Data for analysis:
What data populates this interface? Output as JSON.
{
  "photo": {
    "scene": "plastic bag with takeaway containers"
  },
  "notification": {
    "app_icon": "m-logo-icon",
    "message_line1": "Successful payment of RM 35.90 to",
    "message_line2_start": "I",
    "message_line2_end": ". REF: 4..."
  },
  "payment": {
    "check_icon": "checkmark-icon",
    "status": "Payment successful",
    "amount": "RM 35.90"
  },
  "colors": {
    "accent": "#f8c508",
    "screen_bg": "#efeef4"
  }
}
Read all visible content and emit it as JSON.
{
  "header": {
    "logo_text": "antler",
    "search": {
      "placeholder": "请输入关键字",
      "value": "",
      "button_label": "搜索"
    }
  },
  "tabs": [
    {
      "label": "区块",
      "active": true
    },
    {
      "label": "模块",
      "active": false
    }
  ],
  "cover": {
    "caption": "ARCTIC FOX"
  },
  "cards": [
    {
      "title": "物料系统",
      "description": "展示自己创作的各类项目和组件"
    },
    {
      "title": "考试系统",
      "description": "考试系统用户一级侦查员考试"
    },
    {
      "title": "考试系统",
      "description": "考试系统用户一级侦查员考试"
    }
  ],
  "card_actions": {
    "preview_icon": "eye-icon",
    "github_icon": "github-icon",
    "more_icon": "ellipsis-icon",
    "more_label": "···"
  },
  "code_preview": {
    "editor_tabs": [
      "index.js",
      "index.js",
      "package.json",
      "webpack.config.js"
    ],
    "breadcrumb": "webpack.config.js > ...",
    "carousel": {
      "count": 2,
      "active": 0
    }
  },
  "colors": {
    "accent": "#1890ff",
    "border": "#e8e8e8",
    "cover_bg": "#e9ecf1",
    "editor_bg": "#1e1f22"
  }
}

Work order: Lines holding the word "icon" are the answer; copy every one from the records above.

Expected output:
    "app_icon": "m-logo-icon",
    "check_icon": "checkmark-icon",
    "preview_icon": "eye-icon",
    "github_icon": "github-icon",
    "more_icon": "ellipsis-icon",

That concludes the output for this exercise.